False Promises: Adoptive Parents with No Children
Weekend All Things Considered,
National Public Radio
JACKI LYDEN, host:
Earlier this year, we reported on a California-based adoption firm accused of defrauding dozens of would-be parents. Our story spurred California lawmakers to take action, and late last month, Governor Arnold Schwarzenegger signed a bill to curb adoption fraud. Michael Montgomery of American RadioWorks reports.
MICHAEL MONTGOMERY: At about this time last year, we went to Napa, California to interview the president of Yunona, a company billing itself as a specialist in international adoptions.
(Soundbite of American RadioWorks interview)
MONTGOMERY: I'm a reporter. I'm looking for Mr. Jerdev.
Unidentified Woman: He is busy right now.
MONTGOMERY: Ivan Jerdev advertised foreign orphans, mainly from the former Soviet Union, on the company's Web sites. The parents who signed contracts with Yunona told us the orphans were often not available or had serious medical conditions. In some cases the problems were so severe that orphans adopted through Yunona were put in institutions or returned to their native countries. Parents and former employees told us Yunona ignored complaints and pocketed thousands of dollars in fees. Jerdev denied the allegations.
(Soundbite of American RadioWorks interview)
Mr. JERDEV: No, no, never. I can, you know, put my life on it.
MONTGOMERY: But within months, his business collapsed. After our report was broadcast, Napa police closed Yunona's headquarters. Jerdev was arrested in his native Russia, where he had fled, and in Sacramento, State Senator Liz Figueroa held hearings.
State Senator LIZ FIGUEROA (Democrat, California): It was so emotionally charged, because we had people that had put all of their hopes and dreams and really felt that they were going to be a part of a family, and all of a sudden this did not happen.
MONTGOMERY: Figueroa was struck by the numbers. Fraud allegations against Yunona touched as many as 160 families across the nation, with losses approaching $2 million.

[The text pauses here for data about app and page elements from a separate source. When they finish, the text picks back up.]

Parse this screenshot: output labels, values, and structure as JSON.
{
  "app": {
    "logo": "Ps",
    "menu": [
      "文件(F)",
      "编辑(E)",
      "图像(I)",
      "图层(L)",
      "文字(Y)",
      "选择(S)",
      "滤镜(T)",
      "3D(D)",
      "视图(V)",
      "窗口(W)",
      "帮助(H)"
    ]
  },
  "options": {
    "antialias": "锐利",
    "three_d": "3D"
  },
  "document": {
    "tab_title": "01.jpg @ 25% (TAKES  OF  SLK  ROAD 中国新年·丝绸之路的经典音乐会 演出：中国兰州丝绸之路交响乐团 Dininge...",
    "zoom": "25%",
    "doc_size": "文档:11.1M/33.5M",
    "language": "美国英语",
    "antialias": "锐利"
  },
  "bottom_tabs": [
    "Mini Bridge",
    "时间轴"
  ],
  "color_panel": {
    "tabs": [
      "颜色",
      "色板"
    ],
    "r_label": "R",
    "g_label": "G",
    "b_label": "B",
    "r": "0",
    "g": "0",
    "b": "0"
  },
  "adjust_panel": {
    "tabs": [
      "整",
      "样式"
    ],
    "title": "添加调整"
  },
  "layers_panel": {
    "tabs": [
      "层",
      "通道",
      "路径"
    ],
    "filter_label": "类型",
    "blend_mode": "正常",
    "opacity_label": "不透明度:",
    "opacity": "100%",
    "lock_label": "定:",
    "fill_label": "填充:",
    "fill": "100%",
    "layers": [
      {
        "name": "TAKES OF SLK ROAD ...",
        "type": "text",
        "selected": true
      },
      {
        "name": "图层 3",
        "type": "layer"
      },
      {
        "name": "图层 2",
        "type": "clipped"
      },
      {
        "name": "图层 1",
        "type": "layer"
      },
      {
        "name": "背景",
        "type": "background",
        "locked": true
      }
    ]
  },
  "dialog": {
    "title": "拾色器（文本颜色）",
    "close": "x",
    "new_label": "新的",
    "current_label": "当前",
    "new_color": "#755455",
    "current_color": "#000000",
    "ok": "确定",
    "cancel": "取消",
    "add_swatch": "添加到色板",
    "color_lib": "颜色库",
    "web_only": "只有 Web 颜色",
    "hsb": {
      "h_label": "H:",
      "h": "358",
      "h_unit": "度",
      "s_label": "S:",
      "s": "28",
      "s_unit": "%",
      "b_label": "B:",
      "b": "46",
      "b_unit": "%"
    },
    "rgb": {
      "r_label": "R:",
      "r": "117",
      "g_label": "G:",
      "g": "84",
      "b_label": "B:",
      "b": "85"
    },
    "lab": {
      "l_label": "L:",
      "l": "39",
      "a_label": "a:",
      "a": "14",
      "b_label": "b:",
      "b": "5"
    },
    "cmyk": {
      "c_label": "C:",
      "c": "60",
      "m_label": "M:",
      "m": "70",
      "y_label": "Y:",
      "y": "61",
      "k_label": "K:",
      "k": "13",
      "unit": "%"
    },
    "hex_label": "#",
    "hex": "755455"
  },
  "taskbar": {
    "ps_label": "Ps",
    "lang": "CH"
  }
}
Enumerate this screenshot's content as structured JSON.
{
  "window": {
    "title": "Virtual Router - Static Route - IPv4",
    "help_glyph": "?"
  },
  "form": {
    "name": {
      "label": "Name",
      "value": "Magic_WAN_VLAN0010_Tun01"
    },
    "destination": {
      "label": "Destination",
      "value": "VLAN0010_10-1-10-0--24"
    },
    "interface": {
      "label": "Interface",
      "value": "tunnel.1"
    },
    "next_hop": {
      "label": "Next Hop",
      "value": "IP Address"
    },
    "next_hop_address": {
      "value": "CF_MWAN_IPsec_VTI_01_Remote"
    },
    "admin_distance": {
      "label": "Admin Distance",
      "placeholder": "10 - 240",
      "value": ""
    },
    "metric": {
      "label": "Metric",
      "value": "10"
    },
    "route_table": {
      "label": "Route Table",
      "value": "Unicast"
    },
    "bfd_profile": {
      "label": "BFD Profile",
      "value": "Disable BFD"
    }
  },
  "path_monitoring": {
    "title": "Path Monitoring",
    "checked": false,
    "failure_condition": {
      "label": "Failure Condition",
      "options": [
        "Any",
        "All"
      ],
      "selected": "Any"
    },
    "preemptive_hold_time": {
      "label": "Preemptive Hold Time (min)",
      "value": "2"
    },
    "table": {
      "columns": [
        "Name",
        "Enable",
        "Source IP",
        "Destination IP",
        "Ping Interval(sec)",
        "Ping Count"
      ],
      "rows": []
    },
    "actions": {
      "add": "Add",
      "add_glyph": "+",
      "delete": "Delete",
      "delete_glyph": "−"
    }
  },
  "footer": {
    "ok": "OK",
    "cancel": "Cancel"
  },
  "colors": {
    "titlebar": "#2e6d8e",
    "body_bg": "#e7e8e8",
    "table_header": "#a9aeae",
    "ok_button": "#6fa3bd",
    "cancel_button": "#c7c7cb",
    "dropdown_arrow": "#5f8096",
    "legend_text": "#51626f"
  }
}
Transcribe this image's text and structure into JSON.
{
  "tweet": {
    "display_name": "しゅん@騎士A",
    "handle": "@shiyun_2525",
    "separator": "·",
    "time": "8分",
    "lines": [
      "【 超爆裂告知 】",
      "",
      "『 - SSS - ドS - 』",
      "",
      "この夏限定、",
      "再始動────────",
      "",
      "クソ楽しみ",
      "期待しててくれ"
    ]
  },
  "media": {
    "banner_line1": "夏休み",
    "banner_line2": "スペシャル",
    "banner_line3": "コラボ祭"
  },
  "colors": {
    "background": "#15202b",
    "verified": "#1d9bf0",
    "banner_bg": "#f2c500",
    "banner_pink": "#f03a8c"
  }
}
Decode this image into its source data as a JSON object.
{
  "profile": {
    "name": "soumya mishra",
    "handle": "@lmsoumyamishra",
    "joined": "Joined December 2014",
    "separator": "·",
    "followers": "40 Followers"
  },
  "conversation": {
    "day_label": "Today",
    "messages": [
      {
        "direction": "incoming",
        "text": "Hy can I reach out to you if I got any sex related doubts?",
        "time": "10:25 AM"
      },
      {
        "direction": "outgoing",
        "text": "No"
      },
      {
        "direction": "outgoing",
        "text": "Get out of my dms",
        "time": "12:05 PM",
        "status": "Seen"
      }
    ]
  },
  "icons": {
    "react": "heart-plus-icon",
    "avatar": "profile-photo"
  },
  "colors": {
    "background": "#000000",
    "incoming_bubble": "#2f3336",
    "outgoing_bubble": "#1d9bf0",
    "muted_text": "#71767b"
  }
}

State Sen. FIGUEROA: And, yeah, you might say one, two families, but when it comes to these number of families, you know that people were going out to get them. It was intentional theft, actually, in many instances.
MONTGOMERY: Figueroa says Yunona's use of the Internet was especially troubling, giving the case national and international implications. Adoption fraud has proliferated as more families seek orphans abroad. One factor: so-called adoption facilitators, like Yunona, that use loopholes in state and federal laws. In some places, facilitators can offer the same kind of services as a licensed adoption agency, but they need little more than a business license.
State Sen. FIGUEROA: We could not believe it. We could not believe the lack of adequate oversight or regulation on this particular group of facilitators, and we felt the state really had an obligation to do something about it.
MONTGOMERY: Figueroa sponsored legislation, now signed into law, that puts new safeguards on adoption facilitators operating in California. The law requires facilitators to post bonds and to undergo background checks and training in social work. It also bans the advertising of orphans, including posting their photos on the Internet. Advocates say the legislation is an important step in stamping out abuses. Beth Hall directs Pact, a nonprofit alliance of adoption groups.
Ms. BETH HALL (Director, Pact): Well, this legislation makes it so that you - that children cannot be dangled in front of people in order to get them to plunk down money. That's what they're trying to address, and I think it's a beginning.
MONTGOMERY: Still, at least 16 states continue to permit adoption facilitators to operate with minimal oversight, according to the federal government, and Beth Hall says adoption has become a lucrative industry that attracts a few unsavory players. She says this is an issue not addressed in the California legislation.
Ms. HALL: Remember, there's a supply and demand, if you will, and I use quotes here which you can't see on the radio. The supply is babies, the demand is adoptive - pre-adoptive parents who are eager to become parents. And a marketplace mentality can easily take over.
MONTGOMERY: The Yunona case was compounded by lack of federal laws. The United States has signed the Hague Convention on Intercountry Adoption. The Convention sets a tough accreditation process for adoption groups. But the U.S. has waited 12 years to implement the accord. U.S. officials are hopeful this will final happen next year. Maura Harty is the assistant secretary of state for consular affairs.
Ms. MAURA HARTY (Assistant Secretary of State for Consular Affairs): The agencies who seek to be accredited under the convention are agencies that will essentially have a very, very high bar that includes a very, very strict disclosure on fees. It will call for professional credentials for their employees. There are strong internal controls required for both their records-keeping as well as their finances.
MONTGOMERY: But the Hague Convention will apply only if countries providing orphans for adoptions also ratify the treaty, and so far Russia has not. Russian authorities, meanwhile, have accused Ivan Jerdev of fraud and child trafficking, and they've linked Yunona to the adoption of a Russian boy murdered by his mother in Illinois. So far they've not set a date for Jerdev's trial. For NPR News and American RadioWorks, I'm Michael Montgomery.
LYDEN: American RadioWorks is a documentary unit of American Public Media.